The UK government plans to put driverless cars on public roads as early as January 2015, joining the US, Japan, Singapore, Sweden and Germany in tests to see how the vehicles will work on a large scale.
The vehicles are guided by a system of sensors and cameras, and the trials will last between 18 and 36 months.
UK cities can now bid to host the trials, with up to three cities being selected.
Business secretary Vince Cable said: “Today’s announcement will see driverless cars take to our streets in less than six months, putting us at the forefront of this transformational technology and opening up new opportunities for our economy and society.”
A £10m fund has been created to cover their costs, with the sum to be divided between the three winners.
Meanwhile, civil servants have been given until the end of this year to publish a review of road regulations.
This will cover the need for self-drive vehicles to comply with safety and traffic laws, and involve changes to the Highway Code, which applies to England, Scotland and Wales.
A number of organisations are working on versions of automated cars, including Google, which has put its autonomous driving technology in cars built by other companies, including Toyota, Audi and Lexus.
Other major manufacturers, including BMW, Mercedes-Benz, Nissan and General Motors, are developing their own models.
Most recently, the Chinese search engine Baidu also declared an interest, saying its research labs were at an “early stage of development” on a driverless car project.
The British Army already uses autonomous vehicles, supplied by automotive design specialist MIRA, which is also developing systems for civilian use. Meanwhile, researchers in Oxford have also developed an autonomous car that can be controlled using an iPad.
Transport Minister Claire Perry said: “Driverless cars have huge potential to transform the UK’s transport network. They could improve safety, reduce congestion and lower emissions, particularly CO2.”
But motoring groups say they are sceptical about the move.
AA president Edmund King said: “Many drivers are still resistant to change as 65% enjoy driving too much to ever want the vehicle to take over from them.”

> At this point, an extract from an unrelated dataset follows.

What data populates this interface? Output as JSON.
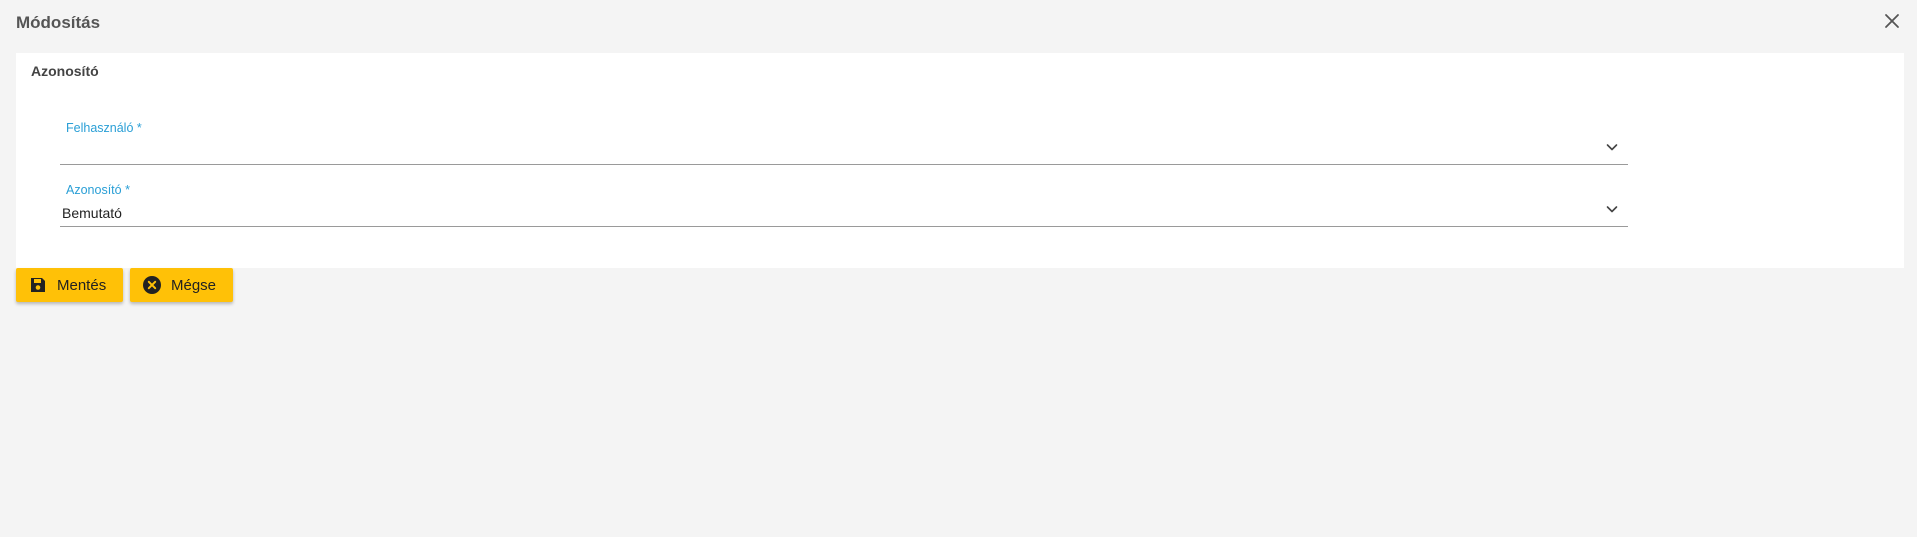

Meanwhile the RAC said: “We suspect it will be difficult for people to come to terms with giving up control of their vehicle to a computer.”
Watch this video demonstrating Google’s latest driverless car prototype here: